Segment Start: Source records

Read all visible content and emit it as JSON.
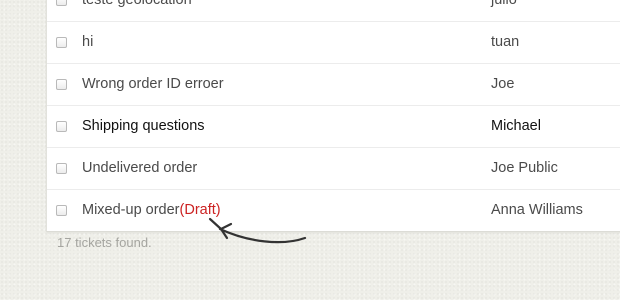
{
  "tickets": [
    {
      "subject": "teste geolocation",
      "draft_label": "",
      "requester": "julio",
      "unread": false
    },
    {
      "subject": "hi",
      "draft_label": "",
      "requester": "tuan",
      "unread": false
    },
    {
      "subject": "Wrong order ID erroer",
      "draft_label": "",
      "requester": "Joe",
      "unread": false
    },
    {
      "subject": "Shipping questions",
      "draft_label": "",
      "requester": "Michael",
      "unread": true
    },
    {
      "subject": "Undelivered order",
      "draft_label": "",
      "requester": "Joe Public",
      "unread": false
    },
    {
      "subject": "Mixed-up order",
      "draft_label": "(Draft)",
      "requester": "Anna Williams",
      "unread": false
    }
  ],
  "footer": {
    "tickets_found": "17 tickets found."
  },
  "colors": {
    "draft": "#cc2222",
    "background": "#efefe9",
    "arrow": "#333333"
  },
  "icons": {
    "pointer": "curved-arrow-icon"
  }
}
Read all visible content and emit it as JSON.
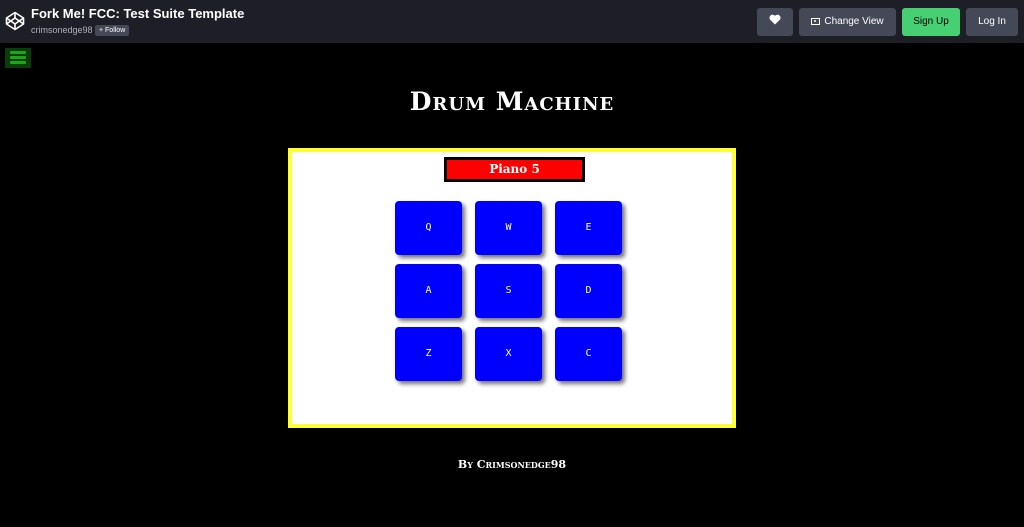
{
  "header": {
    "logo_icon": "codepen-logo-icon",
    "title": "Fork Me! FCC: Test Suite Template",
    "author": "crimsonedge98",
    "follow_label": "+ Follow",
    "heart_icon": "heart-icon",
    "change_view_icon": "layout-icon",
    "change_view_label": "Change View",
    "signup_label": "Sign Up",
    "login_label": "Log In"
  },
  "colors": {
    "signup_accent": "#47cf73",
    "display_background": "#ff0000",
    "pad_background": "#0000ff",
    "machine_border": "#ffff33",
    "menu_icon": "#1aa81a"
  },
  "menu": {
    "icon": "hamburger-menu-icon"
  },
  "app": {
    "heading": "Drum Machine",
    "display": "Piano 5",
    "pads": [
      "Q",
      "W",
      "E",
      "A",
      "S",
      "D",
      "Z",
      "X",
      "C"
    ],
    "credit": "By Crimsonedge98"
  }
}
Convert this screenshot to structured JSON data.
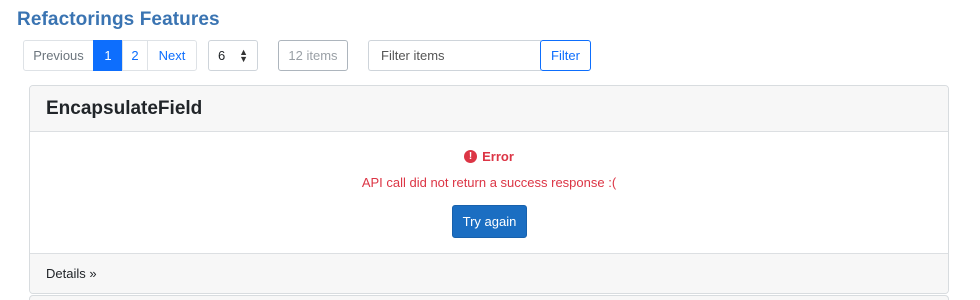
{
  "page": {
    "title": "Refactorings Features"
  },
  "pager": {
    "previous_label": "Previous",
    "pages": [
      "1",
      "2"
    ],
    "active_page": "1",
    "next_label": "Next"
  },
  "page_size": {
    "selected": "6"
  },
  "items_count": "12 items",
  "filter": {
    "placeholder": "Filter items",
    "value": "",
    "button_label": "Filter"
  },
  "card": {
    "title": "EncapsulateField",
    "error_title": "Error",
    "error_message": "API call did not return a success response :(",
    "retry_label": "Try again",
    "footer_label": "Details »"
  },
  "colors": {
    "title": "#3a74b2",
    "primary": "#0d6efd",
    "error": "#dc3545",
    "retry_button": "#1b6ec2"
  },
  "icons": {
    "error": "exclamation-circle-icon",
    "select_caret": "up-down-caret-icon"
  }
}
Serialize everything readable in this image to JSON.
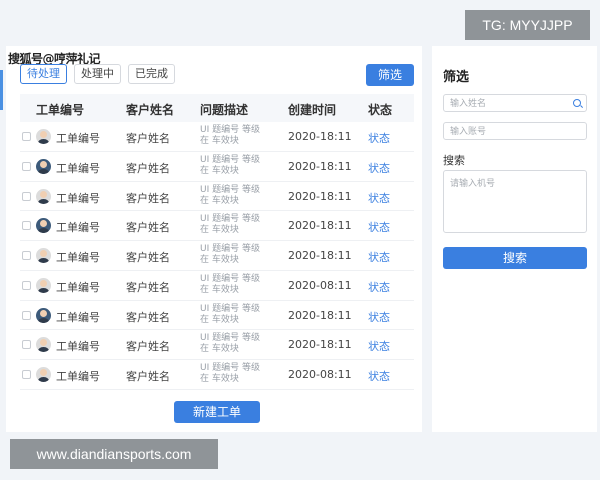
{
  "watermarks": {
    "top_right": "TG: MYYJJPP",
    "bottom_left": "www.diandiansports.com",
    "corner_text": "搜狐号@哼萍礼记"
  },
  "tabs": [
    {
      "label": "待处理",
      "active": true
    },
    {
      "label": "处理中",
      "active": false
    },
    {
      "label": "已完成",
      "active": false
    }
  ],
  "filter_button": "筛选",
  "table": {
    "headers": [
      "工单编号",
      "客户姓名",
      "问题描述",
      "创建时间",
      "状态"
    ],
    "rows": [
      {
        "id": "工单编号",
        "name": "客户姓名",
        "desc": "UI 题编号 等级 在 车效块",
        "time": "2020-18:11",
        "status": "状态",
        "avatar": "light"
      },
      {
        "id": "工单编号",
        "name": "客户姓名",
        "desc": "UI 题编号 等级 在 车效块",
        "time": "2020-18:11",
        "status": "状态",
        "avatar": "dark"
      },
      {
        "id": "工单编号",
        "name": "客户姓名",
        "desc": "UI 题编号 等级 在 车效块",
        "time": "2020-18:11",
        "status": "状态",
        "avatar": "light"
      },
      {
        "id": "工单编号",
        "name": "客户姓名",
        "desc": "UI 题编号 等级 在 车效块",
        "time": "2020-18:11",
        "status": "状态",
        "avatar": "dark"
      },
      {
        "id": "工单编号",
        "name": "客户姓名",
        "desc": "UI 题编号 等级 在 车效块",
        "time": "2020-18:11",
        "status": "状态",
        "avatar": "light"
      },
      {
        "id": "工单编号",
        "name": "客户姓名",
        "desc": "UI 题编号 等级 在 车效块",
        "time": "2020-08:11",
        "status": "状态",
        "avatar": "light"
      },
      {
        "id": "工单编号",
        "name": "客户姓名",
        "desc": "UI 题编号 等级 在 车效块",
        "time": "2020-18:11",
        "status": "状态",
        "avatar": "dark"
      },
      {
        "id": "工单编号",
        "name": "客户姓名",
        "desc": "UI 题编号 等级 在 车效块",
        "time": "2020-18:11",
        "status": "状态",
        "avatar": "light"
      },
      {
        "id": "工单编号",
        "name": "客户姓名",
        "desc": "UI 题编号 等级 在 车效块",
        "time": "2020-08:11",
        "status": "状态",
        "avatar": "light"
      }
    ]
  },
  "new_ticket_button": "新建工单",
  "right_panel": {
    "title": "筛选",
    "name_placeholder": "输入姓名",
    "account_placeholder": "输入账号",
    "search_label": "搜索",
    "phone_placeholder": "请输入机号",
    "search_button": "搜索"
  },
  "colors": {
    "accent": "#3a7fe0",
    "badge_bg": "#8f9498",
    "page_bg": "#f1f4f8"
  },
  "icons": [
    "search-icon",
    "checkbox-icon",
    "avatar"
  ]
}
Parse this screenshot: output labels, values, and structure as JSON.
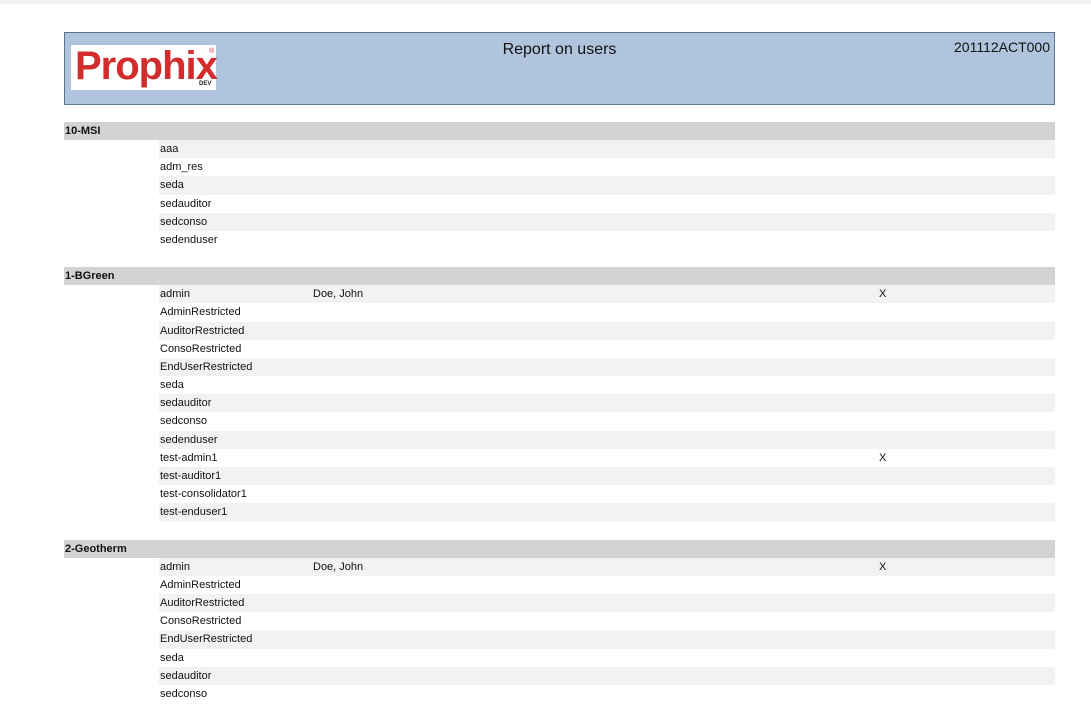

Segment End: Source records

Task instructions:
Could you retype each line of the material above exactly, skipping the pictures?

Written response:
Read all visible content and emit it as JSON.
{
  "tickets": [
    {
      "subject": "teste geolocation",
      "draft_label": "",
      "requester": "julio",
      "unread": false
    },
    {
      "subject": "hi",
      "draft_label": "",
      "requester": "tuan",
      "unread": false
    },
    {
      "subject": "Wrong order ID erroer",
      "draft_label": "",
      "requester": "Joe",
      "unread": false
    },
    {
      "subject": "Shipping questions",
      "draft_label": "",
      "requester": "Michael",
      "unread": true
    },
    {
      "subject": "Undelivered order",
      "draft_label": "",
      "requester": "Joe Public",
      "unread": false
    },
    {
      "subject": "Mixed-up order",
      "draft_label": "(Draft)",
      "requester": "Anna Williams",
      "unread": false
    }
  ],
  "footer": {
    "tickets_found": "17 tickets found."
  },
  "colors": {
    "draft": "#cc2222",
    "background": "#efefe9",
    "arrow": "#333333"
  },
  "icons": {
    "pointer": "curved-arrow-icon"
  }
}
Read all visible content and emit it as JSON.
{
  "header": {
    "logo_icon": "codepen-logo-icon",
    "title": "Fork Me! FCC: Test Suite Template",
    "author": "crimsonedge98",
    "follow_label": "+ Follow",
    "heart_icon": "heart-icon",
    "change_view_icon": "layout-icon",
    "change_view_label": "Change View",
    "signup_label": "Sign Up",
    "login_label": "Log In"
  },
  "colors": {
    "signup_accent": "#47cf73",
    "display_background": "#ff0000",
    "pad_background": "#0000ff",
    "machine_border": "#ffff33",
    "menu_icon": "#1aa81a"
  },
  "menu": {
    "icon": "hamburger-menu-icon"
  },
  "app": {
    "heading": "Drum Machine",
    "display": "Piano 5",
    "pads": [
      "Q",
      "W",
      "E",
      "A",
      "S",
      "D",
      "Z",
      "X",
      "C"
    ],
    "credit": "By Crimsonedge98"
  }
}
Convert this screenshot to structured JSON data.
{
  "page": {
    "title": "Refactorings Features"
  },
  "pager": {
    "previous_label": "Previous",
    "pages": [
      "1",
      "2"
    ],
    "active_page": "1",
    "next_label": "Next"
  },
  "page_size": {
    "selected": "6"
  },
  "items_count": "12 items",
  "filter": {
    "placeholder": "Filter items",
    "value": "",
    "button_label": "Filter"
  },
  "card": {
    "title": "EncapsulateField",
    "error_title": "Error",
    "error_message": "API call did not return a success response :(",
    "retry_label": "Try again",
    "footer_label": "Details »"
  },
  "colors": {
    "title": "#3a74b2",
    "primary": "#0d6efd",
    "error": "#dc3545",
    "retry_button": "#1b6ec2"
  },
  "icons": {
    "error": "exclamation-circle-icon",
    "select_caret": "up-down-caret-icon"
  }
}
Serialize everything readable in this image to JSON.
{
  "watermarks": {
    "top_right": "TG: MYYJJPP",
    "bottom_left": "www.diandiansports.com",
    "corner_text": "搜狐号@哼萍礼记"
  },
  "tabs": [
    {
      "label": "待处理",
      "active": true
    },
    {
      "label": "处理中",
      "active": false
    },
    {
      "label": "已完成",
      "active": false
    }
  ],
  "filter_button": "筛选",
  "table": {
    "headers": [
      "工单编号",
      "客户姓名",
      "问题描述",
      "创建时间",
      "状态"
    ],
    "rows": [
      {
        "id": "工单编号",
        "name": "客户姓名",
        "desc": "UI 题编号 等级 在 车效块",
        "time": "2020-18:11",
        "status": "状态",
        "avatar": "light"
      },
      {
        "id": "工单编号",
        "name": "客户姓名",
        "desc": "UI 题编号 等级 在 车效块",
        "time": "2020-18:11",
        "status": "状态",
        "avatar": "dark"
      },
      {
        "id": "工单编号",
        "name": "客户姓名",
        "desc": "UI 题编号 等级 在 车效块",
        "time": "2020-18:11",
        "status": "状态",
        "avatar": "light"
      },
      {
        "id": "工单编号",
        "name": "客户姓名",
        "desc": "UI 题编号 等级 在 车效块",
        "time": "2020-18:11",
        "status": "状态",
        "avatar": "dark"
      },
      {
        "id": "工单编号",
        "name": "客户姓名",
        "desc": "UI 题编号 等级 在 车效块",
        "time": "2020-18:11",
        "status": "状态",
        "avatar": "light"
      },
      {
        "id": "工单编号",
        "name": "客户姓名",
        "desc": "UI 题编号 等级 在 车效块",
        "time": "2020-08:11",
        "status": "状态",
        "avatar": "light"
      },
      {
        "id": "工单编号",
        "name": "客户姓名",
        "desc": "UI 题编号 等级 在 车效块",
        "time": "2020-18:11",
        "status": "状态",
        "avatar": "dark"
      },
      {
        "id": "工单编号",
        "name": "客户姓名",
        "desc": "UI 题编号 等级 在 车效块",
        "time": "2020-18:11",
        "status": "状态",
        "avatar": "light"
      },
      {
        "id": "工单编号",
        "name": "客户姓名",
        "desc": "UI 题编号 等级 在 车效块",
        "time": "2020-08:11",
        "status": "状态",
        "avatar": "light"
      }
    ]
  },
  "new_ticket_button": "新建工单",
  "right_panel": {
    "title": "筛选",
    "name_placeholder": "输入姓名",
    "account_placeholder": "输入账号",
    "search_label": "搜索",
    "phone_placeholder": "请输入机号",
    "search_button": "搜索"
  },
  "colors": {
    "accent": "#3a7fe0",
    "badge_bg": "#8f9498",
    "page_bg": "#f1f4f8"
  },
  "icons": [
    "search-icon",
    "checkbox-icon",
    "avatar"
  ]
}
Parse this screenshot: output labels, values, and structure as JSON.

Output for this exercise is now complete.